01/7Do not ignore this unusual sign of heart attack in your ear
Heart attack is one of the leading causes of death worldwide.
An estimated 17.9 million people died from CVDs in 2016, representing 31% of all global deaths, as per the World Health Organization (WHO). Of these deaths, the global health agency suggests that 85% were due to heart attack and stroke.
One of the primary reasons behind such alarming figures is the disease's ability to strike suddenly and without any prior signs and/or symptoms. Even if symptoms appear, they are easily mistaken or misunderstood for something as common as an indigestion or heartburn.
That said, here are some warning signs of heart attack to beware of...
02/7Signs of heart attack to watch out for
According to the US Centers for Disease Control and Prevention (CDC), Most heart attacks involve discomfort in the center or left side of the chest that lasts for more than a few minutes or that goes away and comes back. The discomfort can feel like uncomfortable pressure, squeezing, fullness, or pain. Feeling weak, light-headed, or faint. You may also break out into a cold sweat.
American Heart Association (AHA) suggests symptoms of heart attack may vary in men and women.
"As with men, women’s most common heart attack symptom is chest pain (angina) or discomfort. But women are somewhat more likely than men to experience some of the other common symptoms, particularly shortness of breath, nausea/vomiting, and back or jaw pain," the health body explains.
03/7Do not miss this sign in your ear
Another very unusual sign that includes the ear is called ‘Frank’s sign’, which is a diagonal crease in the ear lobe extending from the tragus across the lobule to the rear edge of the auricle.
This condition was named after Sanders T. Frank, who was the first to observe the crease in patients with chest pain and coronary artery blockages. That said, it has been supposedly related to cardiac pathology, and has strongly been associated with coronary artery atherosclerosis.
However, there is no definitive answer or strong evidence to prove the same.
04/7Frank's signs could indicate something else
There are several theories behind Frank's sign.
Reports suggest that Frank's sign could be a predictor of cerebral infarctions. It has also been associated with premature aging and the loss of dermal and vascular fibers.
The severity can vary from Grade 1 to Grade 3.
Grade 1 includes a small amount of wrinkling on the earlobe. Grade 2a involves a superficial crease across the earlobe. Grade 2b is when creases spread more than halfway across the earlobe and finally, grade 3 involves a deep crease across the whole of the earlobe.
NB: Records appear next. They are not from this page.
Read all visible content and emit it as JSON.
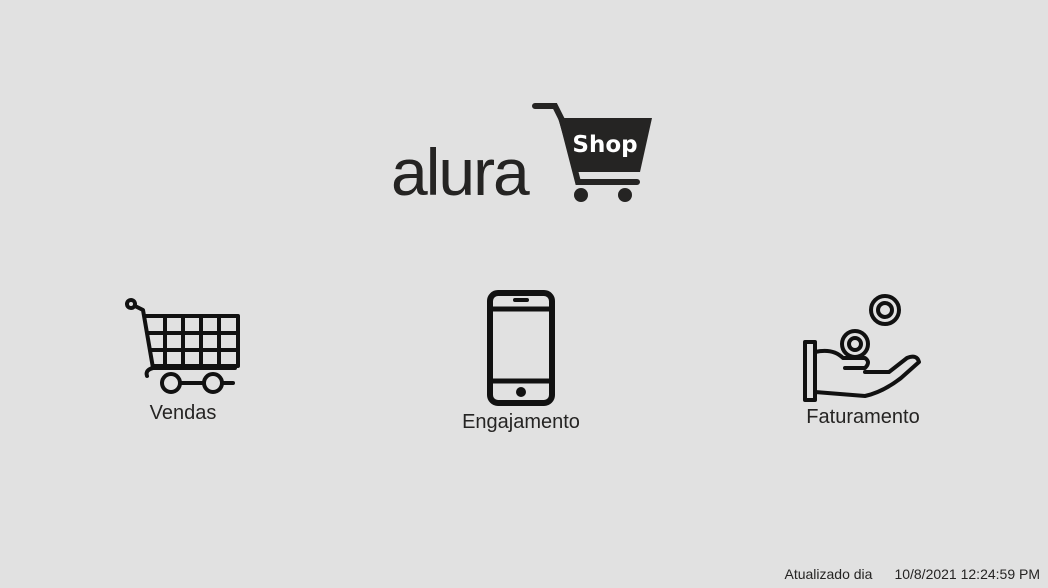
{
  "logo": {
    "brand": "alura",
    "sub": "Shop"
  },
  "nav": [
    {
      "label": "Vendas",
      "icon": "shopping-cart-icon"
    },
    {
      "label": "Engajamento",
      "icon": "smartphone-icon"
    },
    {
      "label": "Faturamento",
      "icon": "hand-coins-icon"
    }
  ],
  "footer": {
    "label": "Atualizado dia",
    "timestamp": "10/8/2021 12:24:59 PM"
  },
  "colors": {
    "background": "#e1e1e1",
    "ink": "#252423"
  }
}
05/7There are many other risk factors for heart attack
Heart attack is a condition that has several risk factors.
According to the Mayo Clinic, men aged 45 and older and women aged 55 and older are at greater risk of heart attack than younger men and women. Additionally, people with pre-existing conditions such as high blood pressure, high cholesterol, obesity, diabetes and metabolic syndrome are more prone to a heart attack.
Apart from that, the healthy body points to certain lifestyle habits such as tobacco use, alcohol consumption, physical inactivity, stress, unhealthy diet as certain modifiable risk factors for heart attack.
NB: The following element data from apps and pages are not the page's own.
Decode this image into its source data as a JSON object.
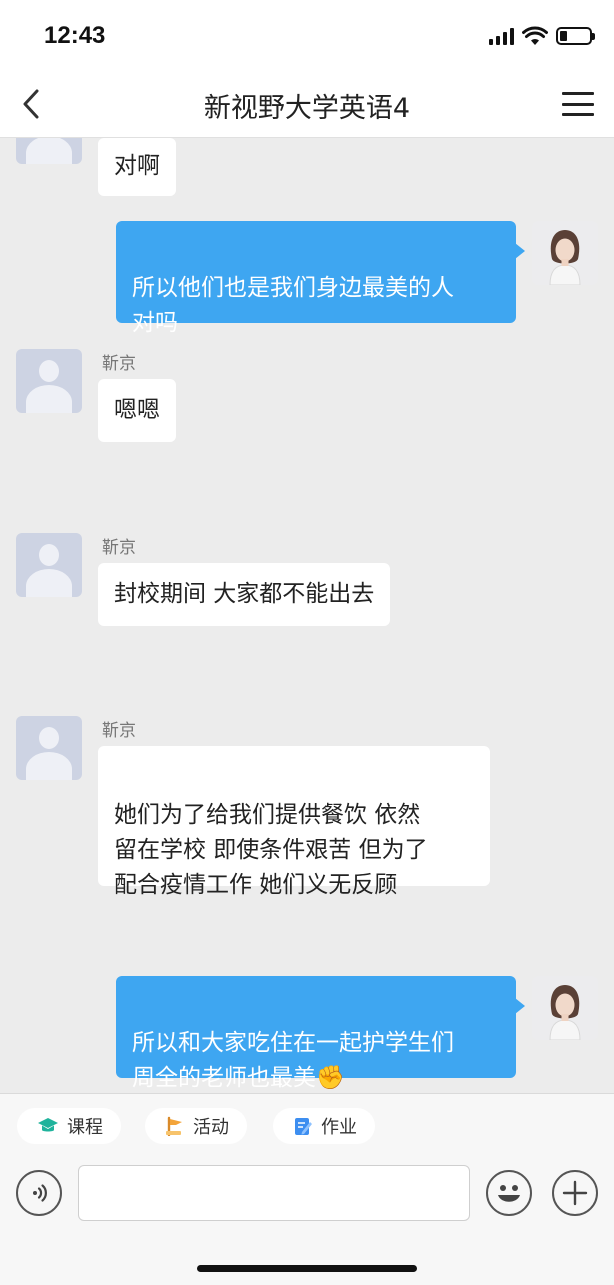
{
  "status_bar": {
    "time": "12:43"
  },
  "nav": {
    "title": "新视野大学英语4"
  },
  "messages": [
    {
      "id": "m1",
      "side": "in",
      "sender": "",
      "text": "对啊"
    },
    {
      "id": "m2",
      "side": "out",
      "text": "所以他们也是我们身边最美的人\n对吗"
    },
    {
      "id": "m3",
      "side": "in",
      "sender": "靳京",
      "text": "嗯嗯"
    },
    {
      "id": "m4",
      "side": "in",
      "sender": "靳京",
      "text": "封校期间 大家都不能出去"
    },
    {
      "id": "m5",
      "side": "in",
      "sender": "靳京",
      "text": "她们为了给我们提供餐饮 依然\n留在学校 即使条件艰苦 但为了\n配合疫情工作 她们义无反顾"
    },
    {
      "id": "m6",
      "side": "out",
      "text": "所以和大家吃住在一起护学生们\n周全的老师也最美",
      "emoji": "✊"
    }
  ],
  "toolbar": {
    "chips": [
      {
        "label": "课程",
        "icon": "graduation-cap-icon",
        "color": "#1fb39c"
      },
      {
        "label": "活动",
        "icon": "flag-icon",
        "color": "#f3a43a"
      },
      {
        "label": "作业",
        "icon": "document-edit-icon",
        "color": "#3d8ef0"
      }
    ],
    "input_value": "",
    "input_placeholder": ""
  },
  "colors": {
    "out_bubble": "#3ea6f1",
    "background": "#ececec"
  }
}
06/7Aim to reduce your risk of heart diseases
The best way to prevent or reduce your risk of heart attack is by adopting a healthy lifestyle. Eating light and clean foods, getting regular exercise, managing stress and other health conditions can help minimize your chances of developing heart diseases.
If you're taking medications for certain heart-related conditions, then you must take it as directed and consistently.
07/7Learn to do a cardiopulmonary resuscitation (CPR)
Cardiopulmonary Resuscitation or CPR is an emergency lifesaving procedure performed on a person suffering from a heart attack or cardiac arrest.
It helps keep the blood flow active, heart pumping, restores breathing and a heartbeat in a person who has gone into cardiac arrest.
Here is a step-by-step guide to performing CPR on a person suffering with a cardiac arrest/heart attack.
- After calling emergency medical help, perform 30 chest compressions. Place both your hands (clasped together) on the person’s breastbone, in the middle of his or her chest.
- Push hard and fast in the center of the chest, making the chest move inward about an inch.
- Press at the rate of 100 times a minute. Remember to let the chest rise completely between compressions.
Perform the CPR until and unless the medical help arrives.